that we ought to frame our communications to have a positive emotional impact.
This is where I object. When it comes to professional communication,
I have a very pragmatic view: It ought to be clear, concise, and courteous. These
rules extend to many (but not all) other forms of communication. In the end whenever we
communicate, it is because we desire to relay information from ourselves to another. Explicitly targeting
emotions can often bring noise into the message being sent. Furthermore, if all our communications are
crafted to target positive emotions, it will in the long run only desensitize our readers to the positive,
and make them overly sensitive to the negative. It is better to be clear, than positive. It is better to be concise then flowery. It is better to be courteous than fawning.
Will everyone always feel good after such communications? No, but ideally you will be understood.
Ideally, they will remember what you said.
The Second meeting was during an employee all hands. The quote came up in the context of
“cultural” changes that management was seeking. We were going to be “Tough On Ideas” but kind
on people. This one strikes me as a better use of the quote, though still slightly misguided.
I know it hurts to say, but the cause all problems in the world are not
ideas. Being tough on Ideas is good, but sometimes it isn’t the Ideas that are
bad. Sometimes it’s us. When I was in the Army, I used to say “Every Lieutenant deserves to be
yelled at by their commander at least once”. I don’t mean to say that they
deserve to be yelled at merely for being Lieutenants, but that at that stage in
their career, part of their job is to be learning. It is the time for them to
make mistakes, and in awful fashion. Their careers can handle it.
It should be inevitable that they will be yelled at at some point, or else
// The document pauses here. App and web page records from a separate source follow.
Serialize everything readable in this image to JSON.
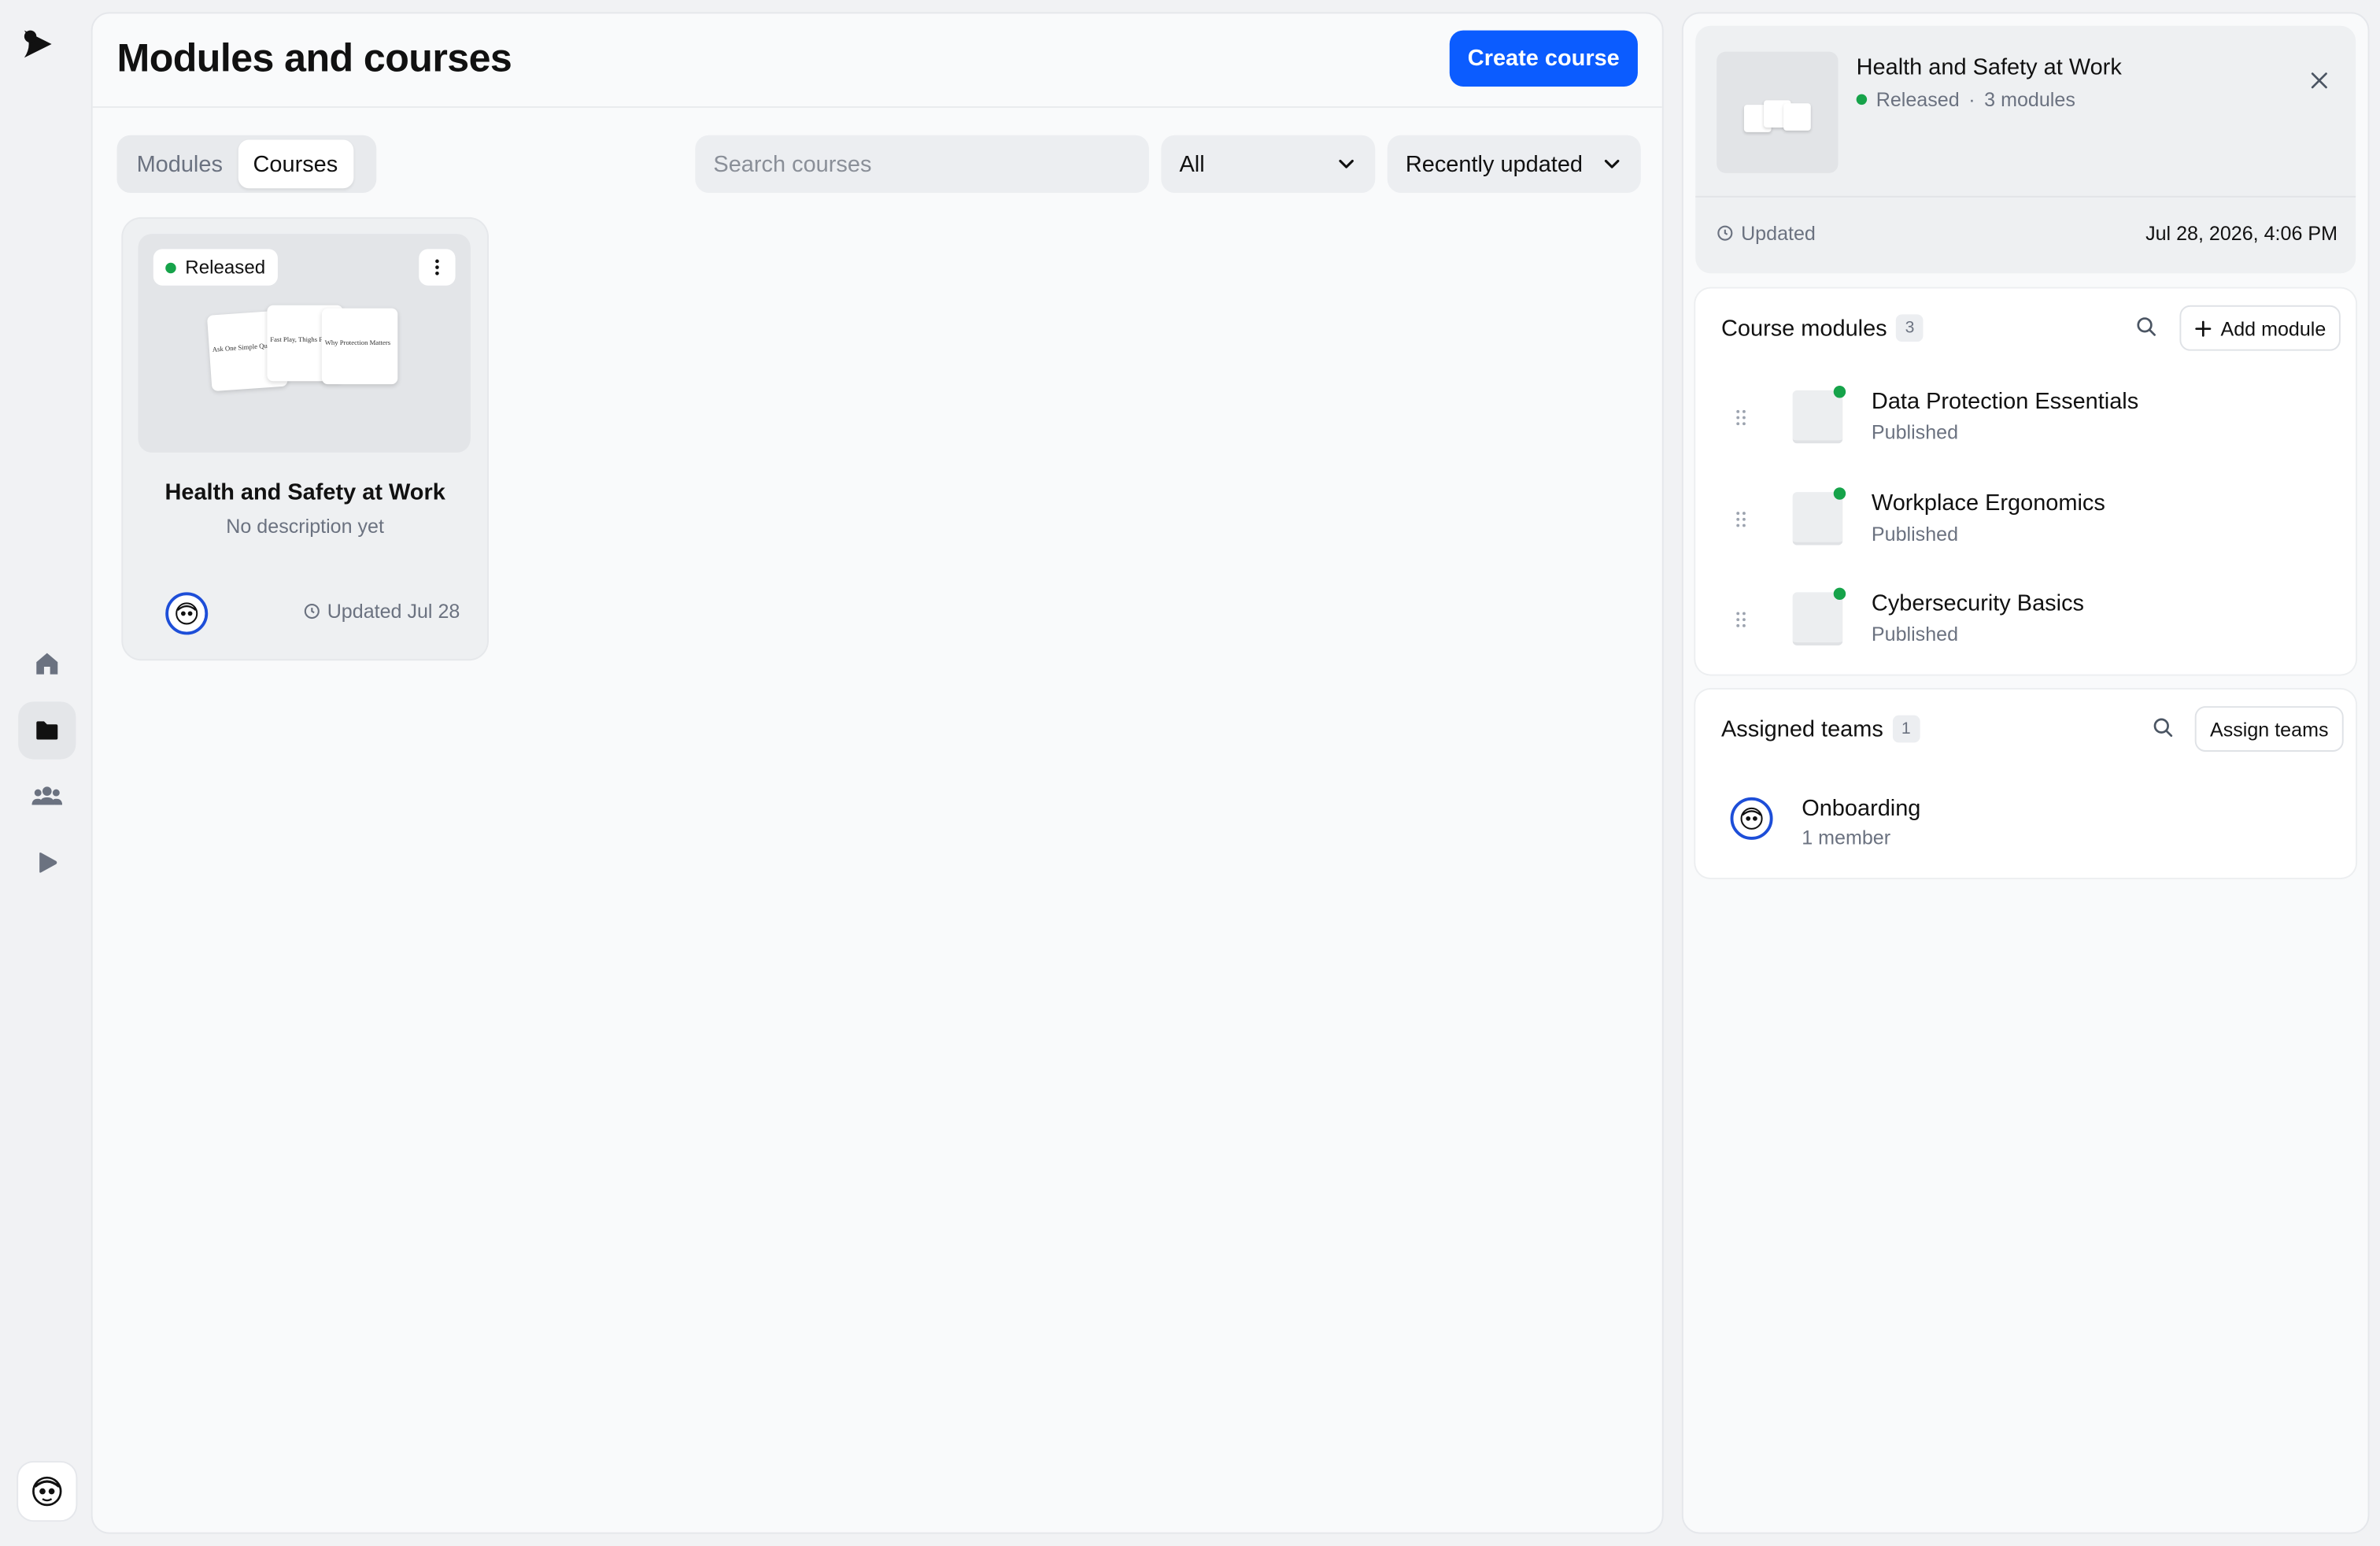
{
  "app": {
    "nav": [
      {
        "name": "home",
        "icon": "home-icon"
      },
      {
        "name": "courses",
        "icon": "folder-icon",
        "active": true
      },
      {
        "name": "teams",
        "icon": "users-icon"
      },
      {
        "name": "player",
        "icon": "play-icon"
      }
    ],
    "accent": "#0b5cff",
    "status_green": "#16a34a"
  },
  "header": {
    "title": "Modules and courses",
    "create_label": "Create course"
  },
  "toolbar": {
    "tabs": [
      "Modules",
      "Courses"
    ],
    "active_tab": "Courses",
    "search_placeholder": "Search courses",
    "filter_value": "All",
    "sort_value": "Recently updated"
  },
  "card": {
    "status": "Released",
    "title": "Health and Safety at Work",
    "description": "No description yet",
    "updated": "Updated Jul 28",
    "thumb_pages": [
      "Ask One Simple Qu",
      "Fast Play, Thighs F",
      "Why Protection Matters"
    ]
  },
  "detail": {
    "title": "Health and Safety at Work",
    "status": "Released",
    "separator": "·",
    "modules_count": "3 modules",
    "updated_label": "Updated",
    "updated_value": "Jul 28, 2026, 4:06 PM",
    "modules_section": {
      "title": "Course modules",
      "count": "3",
      "add_label": "Add module",
      "items": [
        {
          "title": "Data Protection Essentials",
          "status": "Published"
        },
        {
          "title": "Workplace Ergonomics",
          "status": "Published"
        },
        {
          "title": "Cybersecurity Basics",
          "status": "Published"
        }
      ]
    },
    "teams_section": {
      "title": "Assigned teams",
      "count": "1",
      "assign_label": "Assign teams",
      "items": [
        {
          "title": "Onboarding",
          "members": "1 member"
        }
      ]
    }
  }
}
they aren’t really taking advantage of the time to learn.
No one ought to feel good being reprimanded. It doesn’t feel good to get chastized,
and to be faced with your mistakes. But an organization that refuses to do so doesn’t really have
anyones growth in mind.
Context free objections
My first “philosophical” problem with the quote is, I don’t believe it is true. There are many
things that I remember exactly what had been said to me, both to my benefit and
my detriment. I remember things that people did to me, both to help and to
The next issue I have is with the moral underpinnings that could be taken away from it. That is, It
doesn’t matter what you do or say, as long as you make people feel good. I hope I don’t have to
explain why that is a terrible system of morals.
Finally, I find that life is often like walking through a field of roses. While you walk through
you can smell the beautiful roses, but you also have to endure the pain of the thorns. However
once you are past the field. You can turn around and admire the Roses, without feeling the pain
anymore. There are a lot of things that are worth doing, saying and being, that may not make others
or ourselves feel good in the moment, yet are still important to do.